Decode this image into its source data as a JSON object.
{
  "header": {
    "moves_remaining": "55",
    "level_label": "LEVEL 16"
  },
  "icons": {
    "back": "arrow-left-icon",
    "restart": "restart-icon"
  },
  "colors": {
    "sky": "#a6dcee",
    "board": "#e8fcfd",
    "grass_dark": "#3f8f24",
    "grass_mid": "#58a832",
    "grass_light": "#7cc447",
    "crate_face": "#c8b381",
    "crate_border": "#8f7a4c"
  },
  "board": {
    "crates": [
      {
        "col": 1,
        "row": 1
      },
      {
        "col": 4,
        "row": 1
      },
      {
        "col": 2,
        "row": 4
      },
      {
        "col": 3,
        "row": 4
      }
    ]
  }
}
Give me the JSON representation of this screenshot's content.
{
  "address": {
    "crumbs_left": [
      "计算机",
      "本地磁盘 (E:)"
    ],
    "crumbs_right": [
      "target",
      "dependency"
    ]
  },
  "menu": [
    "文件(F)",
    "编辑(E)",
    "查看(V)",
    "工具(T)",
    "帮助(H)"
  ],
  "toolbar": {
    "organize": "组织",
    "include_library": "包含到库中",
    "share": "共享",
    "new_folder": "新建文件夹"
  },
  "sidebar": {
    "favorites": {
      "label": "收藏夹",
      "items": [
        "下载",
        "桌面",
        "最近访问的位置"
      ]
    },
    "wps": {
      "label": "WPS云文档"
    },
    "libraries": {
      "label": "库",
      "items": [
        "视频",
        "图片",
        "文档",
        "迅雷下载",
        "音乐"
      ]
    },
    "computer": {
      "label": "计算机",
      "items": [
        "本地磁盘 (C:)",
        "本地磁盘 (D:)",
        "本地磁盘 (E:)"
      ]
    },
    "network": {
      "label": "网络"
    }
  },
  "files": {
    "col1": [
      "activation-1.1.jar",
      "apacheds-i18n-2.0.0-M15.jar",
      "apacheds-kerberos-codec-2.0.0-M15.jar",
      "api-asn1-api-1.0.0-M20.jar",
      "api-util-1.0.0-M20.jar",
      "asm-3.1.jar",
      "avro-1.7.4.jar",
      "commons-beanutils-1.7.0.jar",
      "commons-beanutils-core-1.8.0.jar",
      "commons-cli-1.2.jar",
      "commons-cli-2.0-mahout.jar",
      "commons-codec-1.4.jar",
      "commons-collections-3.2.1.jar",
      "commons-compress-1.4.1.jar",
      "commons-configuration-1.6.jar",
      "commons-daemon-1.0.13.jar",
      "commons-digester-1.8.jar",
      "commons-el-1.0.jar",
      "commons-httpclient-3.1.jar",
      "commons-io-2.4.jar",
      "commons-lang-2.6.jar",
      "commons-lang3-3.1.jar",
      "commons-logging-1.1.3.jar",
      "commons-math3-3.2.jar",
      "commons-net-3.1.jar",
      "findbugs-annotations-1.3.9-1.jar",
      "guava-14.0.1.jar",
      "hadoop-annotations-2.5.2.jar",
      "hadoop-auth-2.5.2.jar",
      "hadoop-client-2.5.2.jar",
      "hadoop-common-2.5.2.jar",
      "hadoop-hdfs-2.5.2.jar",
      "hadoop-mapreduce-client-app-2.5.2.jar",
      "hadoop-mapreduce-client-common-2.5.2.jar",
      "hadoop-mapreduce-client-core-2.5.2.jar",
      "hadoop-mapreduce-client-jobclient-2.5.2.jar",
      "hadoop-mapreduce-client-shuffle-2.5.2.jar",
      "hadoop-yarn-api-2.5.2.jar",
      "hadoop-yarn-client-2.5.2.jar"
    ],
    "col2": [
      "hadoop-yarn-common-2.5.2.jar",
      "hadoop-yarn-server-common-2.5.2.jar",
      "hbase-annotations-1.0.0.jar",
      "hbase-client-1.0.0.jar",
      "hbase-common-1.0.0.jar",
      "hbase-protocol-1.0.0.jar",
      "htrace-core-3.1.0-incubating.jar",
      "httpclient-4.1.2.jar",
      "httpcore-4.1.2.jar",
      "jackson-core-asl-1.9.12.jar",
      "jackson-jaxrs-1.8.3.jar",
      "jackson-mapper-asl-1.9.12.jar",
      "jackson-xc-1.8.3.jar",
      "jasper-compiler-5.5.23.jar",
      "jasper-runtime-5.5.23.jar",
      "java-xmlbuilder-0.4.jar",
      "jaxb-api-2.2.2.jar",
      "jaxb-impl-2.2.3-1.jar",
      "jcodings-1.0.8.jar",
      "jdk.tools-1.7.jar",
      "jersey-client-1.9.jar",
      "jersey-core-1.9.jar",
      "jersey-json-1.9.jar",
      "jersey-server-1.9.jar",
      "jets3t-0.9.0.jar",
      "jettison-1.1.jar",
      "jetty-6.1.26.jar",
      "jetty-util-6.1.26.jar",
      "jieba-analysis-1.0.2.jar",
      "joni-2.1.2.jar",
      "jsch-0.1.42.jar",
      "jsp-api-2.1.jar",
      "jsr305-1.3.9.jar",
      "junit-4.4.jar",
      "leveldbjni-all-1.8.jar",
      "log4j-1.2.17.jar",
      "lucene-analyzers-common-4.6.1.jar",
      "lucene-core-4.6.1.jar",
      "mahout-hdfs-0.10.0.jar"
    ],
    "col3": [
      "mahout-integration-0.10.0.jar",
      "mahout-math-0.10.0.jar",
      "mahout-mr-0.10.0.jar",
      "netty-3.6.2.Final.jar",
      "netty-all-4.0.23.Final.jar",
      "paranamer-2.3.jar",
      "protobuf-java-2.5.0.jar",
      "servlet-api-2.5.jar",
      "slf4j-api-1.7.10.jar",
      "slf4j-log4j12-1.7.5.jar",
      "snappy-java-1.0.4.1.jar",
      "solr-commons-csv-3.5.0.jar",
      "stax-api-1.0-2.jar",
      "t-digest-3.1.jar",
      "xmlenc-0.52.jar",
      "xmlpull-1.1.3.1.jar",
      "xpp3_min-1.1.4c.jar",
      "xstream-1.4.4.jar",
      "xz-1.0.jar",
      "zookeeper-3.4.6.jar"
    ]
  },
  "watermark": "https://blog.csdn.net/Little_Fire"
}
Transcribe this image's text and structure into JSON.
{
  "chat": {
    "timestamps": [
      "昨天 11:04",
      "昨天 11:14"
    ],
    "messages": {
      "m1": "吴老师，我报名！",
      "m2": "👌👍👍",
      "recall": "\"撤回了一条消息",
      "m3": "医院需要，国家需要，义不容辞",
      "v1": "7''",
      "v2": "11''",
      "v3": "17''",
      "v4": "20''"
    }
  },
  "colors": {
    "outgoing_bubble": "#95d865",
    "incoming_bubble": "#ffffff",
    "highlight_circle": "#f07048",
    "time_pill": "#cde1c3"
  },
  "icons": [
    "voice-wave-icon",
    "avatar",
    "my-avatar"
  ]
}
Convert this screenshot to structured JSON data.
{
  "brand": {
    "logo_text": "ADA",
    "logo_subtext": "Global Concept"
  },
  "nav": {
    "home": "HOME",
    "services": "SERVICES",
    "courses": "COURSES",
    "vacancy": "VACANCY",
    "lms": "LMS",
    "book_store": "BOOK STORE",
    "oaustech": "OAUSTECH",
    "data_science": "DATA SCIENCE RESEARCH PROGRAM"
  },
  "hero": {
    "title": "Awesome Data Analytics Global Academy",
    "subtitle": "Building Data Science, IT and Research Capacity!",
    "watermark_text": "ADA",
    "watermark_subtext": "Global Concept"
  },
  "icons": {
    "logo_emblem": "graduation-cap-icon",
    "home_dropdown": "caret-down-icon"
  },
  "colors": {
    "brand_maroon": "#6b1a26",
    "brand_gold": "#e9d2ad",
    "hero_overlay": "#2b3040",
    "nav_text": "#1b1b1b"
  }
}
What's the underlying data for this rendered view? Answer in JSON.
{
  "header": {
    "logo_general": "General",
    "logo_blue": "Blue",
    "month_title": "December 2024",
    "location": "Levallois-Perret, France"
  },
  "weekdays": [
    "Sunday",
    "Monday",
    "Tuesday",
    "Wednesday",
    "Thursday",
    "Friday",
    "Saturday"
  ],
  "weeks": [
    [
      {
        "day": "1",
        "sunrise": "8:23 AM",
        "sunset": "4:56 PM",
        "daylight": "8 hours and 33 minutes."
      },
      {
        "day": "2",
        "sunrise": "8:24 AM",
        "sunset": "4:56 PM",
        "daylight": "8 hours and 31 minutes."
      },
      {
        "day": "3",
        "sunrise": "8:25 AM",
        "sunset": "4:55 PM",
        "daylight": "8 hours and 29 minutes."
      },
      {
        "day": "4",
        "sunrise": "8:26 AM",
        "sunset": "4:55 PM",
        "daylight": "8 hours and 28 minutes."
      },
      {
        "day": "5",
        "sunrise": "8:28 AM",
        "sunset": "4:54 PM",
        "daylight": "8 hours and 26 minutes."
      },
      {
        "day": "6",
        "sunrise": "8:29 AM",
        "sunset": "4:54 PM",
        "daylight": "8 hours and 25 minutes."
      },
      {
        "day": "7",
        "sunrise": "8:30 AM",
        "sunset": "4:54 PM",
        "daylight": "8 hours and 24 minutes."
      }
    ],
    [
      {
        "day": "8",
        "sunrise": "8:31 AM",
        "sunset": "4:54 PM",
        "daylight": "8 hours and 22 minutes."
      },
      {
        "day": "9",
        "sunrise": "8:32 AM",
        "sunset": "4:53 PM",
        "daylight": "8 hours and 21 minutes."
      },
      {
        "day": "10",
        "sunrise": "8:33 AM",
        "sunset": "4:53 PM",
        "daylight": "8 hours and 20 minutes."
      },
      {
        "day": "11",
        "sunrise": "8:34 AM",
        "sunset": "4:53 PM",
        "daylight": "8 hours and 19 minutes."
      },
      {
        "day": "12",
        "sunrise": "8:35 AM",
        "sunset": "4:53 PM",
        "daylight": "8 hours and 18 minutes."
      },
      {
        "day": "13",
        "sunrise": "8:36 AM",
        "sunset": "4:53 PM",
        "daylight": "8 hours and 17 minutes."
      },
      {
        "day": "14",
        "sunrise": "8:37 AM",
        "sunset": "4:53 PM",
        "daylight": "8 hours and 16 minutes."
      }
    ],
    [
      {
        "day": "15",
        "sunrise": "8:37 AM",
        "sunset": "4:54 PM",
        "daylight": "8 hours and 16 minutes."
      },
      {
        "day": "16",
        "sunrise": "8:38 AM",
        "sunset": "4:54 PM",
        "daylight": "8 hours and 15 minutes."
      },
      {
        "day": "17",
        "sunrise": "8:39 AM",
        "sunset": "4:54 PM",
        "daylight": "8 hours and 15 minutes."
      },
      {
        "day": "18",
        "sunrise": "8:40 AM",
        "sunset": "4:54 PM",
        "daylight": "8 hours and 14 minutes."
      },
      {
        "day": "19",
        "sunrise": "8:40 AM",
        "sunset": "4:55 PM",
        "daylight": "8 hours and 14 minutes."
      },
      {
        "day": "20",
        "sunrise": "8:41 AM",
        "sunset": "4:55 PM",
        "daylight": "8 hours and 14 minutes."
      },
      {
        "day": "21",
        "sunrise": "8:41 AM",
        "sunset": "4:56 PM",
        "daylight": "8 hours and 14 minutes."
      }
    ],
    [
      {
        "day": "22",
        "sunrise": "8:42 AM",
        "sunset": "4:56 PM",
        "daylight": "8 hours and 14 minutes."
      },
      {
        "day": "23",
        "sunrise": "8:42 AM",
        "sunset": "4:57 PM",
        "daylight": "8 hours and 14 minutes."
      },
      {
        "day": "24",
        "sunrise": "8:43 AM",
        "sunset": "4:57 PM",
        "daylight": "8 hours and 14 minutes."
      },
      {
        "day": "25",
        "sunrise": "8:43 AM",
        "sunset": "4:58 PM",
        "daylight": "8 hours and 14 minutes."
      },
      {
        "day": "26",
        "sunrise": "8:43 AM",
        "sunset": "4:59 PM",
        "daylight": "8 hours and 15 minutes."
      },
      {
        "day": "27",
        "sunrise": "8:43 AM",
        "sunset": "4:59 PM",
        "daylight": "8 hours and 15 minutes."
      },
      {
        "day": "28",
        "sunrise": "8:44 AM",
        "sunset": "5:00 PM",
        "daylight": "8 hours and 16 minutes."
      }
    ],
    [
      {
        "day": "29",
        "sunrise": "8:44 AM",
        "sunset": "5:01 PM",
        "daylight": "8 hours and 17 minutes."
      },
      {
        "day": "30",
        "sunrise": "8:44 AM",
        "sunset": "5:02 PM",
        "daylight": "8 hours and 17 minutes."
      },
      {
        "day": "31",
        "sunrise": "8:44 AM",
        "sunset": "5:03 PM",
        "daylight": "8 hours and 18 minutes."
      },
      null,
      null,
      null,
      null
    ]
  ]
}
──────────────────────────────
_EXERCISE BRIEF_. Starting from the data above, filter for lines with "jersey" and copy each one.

_SOLUTION FOR THIS PROBLEM_.
      "jersey-client-1.9.jar",
      "jersey-core-1.9.jar",
      "jersey-json-1.9.jar",
      "jersey-server-1.9.jar",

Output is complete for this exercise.